View Full Version : Lightwave to Unity - UV texturing, a whole new adventure...

05-22-2015, 02:11 PM
Hi Folks.

Well, I'm taking my very first steps into Unity 3D. I'm excited but it's a whole new learning experience. After over two decades of 2D game development, to venture into 3D is a whole new world to explore.

One thing I did discover is that traditional texturing methods in Lightwave don't work in Unity. As you can see from the screenshot, I added a texture to my dice surface but all I have in Unity is a solid brown dice, no texture despite it being added. Did a bit of research and seems I need to use UV texturing. I've never used UV in my entire life so this is a whole new ballgame for me to explore and learn. Anyone got any advice for a total newcomer to the world of UV, and Lightwave to Unity in general?


05-22-2015, 02:13 PM



05-22-2015, 02:26 PM
I'm not very good at UV texturing. What I finding works for me is setting up with "regular texturing" then using the Surface Baking Camera with Compositing Buffer Export with Raw RGB to create the base Color texture. Likewise with all the other UV textures like normals, bump, etc.

05-22-2015, 06:05 PM
The closest thing to procedural texturing in a game engine are substance materials from allegorithmic substance designer but they still requre UVs applied to the model. There are presets and you can also design a substance yourself. No matter what you are using with game engines you always need UV coordinates on your polygons if you want to get a good surface going. So as a game artist it will pay off to get very good and fast at laying out UV maps, there is no way around that, not yet.

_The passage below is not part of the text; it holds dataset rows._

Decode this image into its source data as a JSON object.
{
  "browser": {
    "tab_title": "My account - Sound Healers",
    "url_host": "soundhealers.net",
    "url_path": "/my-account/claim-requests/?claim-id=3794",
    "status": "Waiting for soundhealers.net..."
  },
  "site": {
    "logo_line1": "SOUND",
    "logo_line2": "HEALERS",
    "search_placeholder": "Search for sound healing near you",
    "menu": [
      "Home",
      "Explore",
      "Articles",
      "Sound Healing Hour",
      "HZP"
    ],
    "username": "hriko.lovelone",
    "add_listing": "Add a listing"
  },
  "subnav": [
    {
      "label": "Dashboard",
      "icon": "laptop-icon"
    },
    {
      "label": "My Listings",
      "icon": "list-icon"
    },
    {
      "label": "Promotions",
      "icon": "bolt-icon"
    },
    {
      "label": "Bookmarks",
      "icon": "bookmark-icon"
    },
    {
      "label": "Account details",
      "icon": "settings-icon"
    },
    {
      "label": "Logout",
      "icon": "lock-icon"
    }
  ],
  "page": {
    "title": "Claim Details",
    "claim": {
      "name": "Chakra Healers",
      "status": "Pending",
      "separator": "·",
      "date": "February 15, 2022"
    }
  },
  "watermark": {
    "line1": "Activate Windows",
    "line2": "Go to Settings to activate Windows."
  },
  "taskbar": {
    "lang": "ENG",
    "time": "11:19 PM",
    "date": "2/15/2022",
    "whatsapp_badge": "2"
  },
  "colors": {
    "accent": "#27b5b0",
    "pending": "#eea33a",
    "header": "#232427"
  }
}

Feel free to ask me specific questions about game assets or unity, this subject is rather vast.

If you are skilled at painting at all I would suggest getting a copy of 3D coat mainly for the UV tools and the very nice texture painting tools. I suggest that program because you get the most for your money and it's a dependable program in that regard. Otherwise use a really nice camera and take a lot of photos of surfaces or buy a nice pack of textures that you can manipulate in photoshop. One of the nasty phenomenons when using UVs for surfacing are seams which you will run into a lot. A 3D painting program will allow you to paint out and remove those seams for the most part. Also knowing where to put seams on your model, how to hide them and how to minimize them will also help you get your work done faster with nicer results.

05-22-2015, 06:44 PM
You can use atlas mapping in LW and bake down the texture. Or just planer map each side and use the texture you have. If your texture is tiled then you can just grow the atlas method outside the 0,1 space.

Another thing to not about LW>Unity UV'S... If you have "multiple objects i modeler layers" you need to only have "one" UV name. Also, Unity can support 2 UV channels one for "diffuse map", and one for "lightmap" The only way for Unity to see it, is have a map in the Lightwave color channel with its own UV name, and another in the Lum channel with its on uv name. I use the name Lightmap usually for that name.

05-26-2015, 06:57 AM
Thanks very much for all the replies and the advice, much appreciated. It's early days and I'm learning all this stuff and doing some test runs but it's exciting stuff.

05-26-2015, 10:40 AM
See Batch Baking Camera

It's setting up everything for you automatically, not like Surface Baking Camera.

And has much better UV border support.

Don't be surprised to see black lines, or black dots, on SBC baked objects. That's exactly issue with UV Borders.

I showed Batch Baking Camera and Surface Baking Camera differences in rendered image in this video tutorial

05-26-2015, 11:06 AM
Hey Sensei are you no longer working on true render. Sorry for OT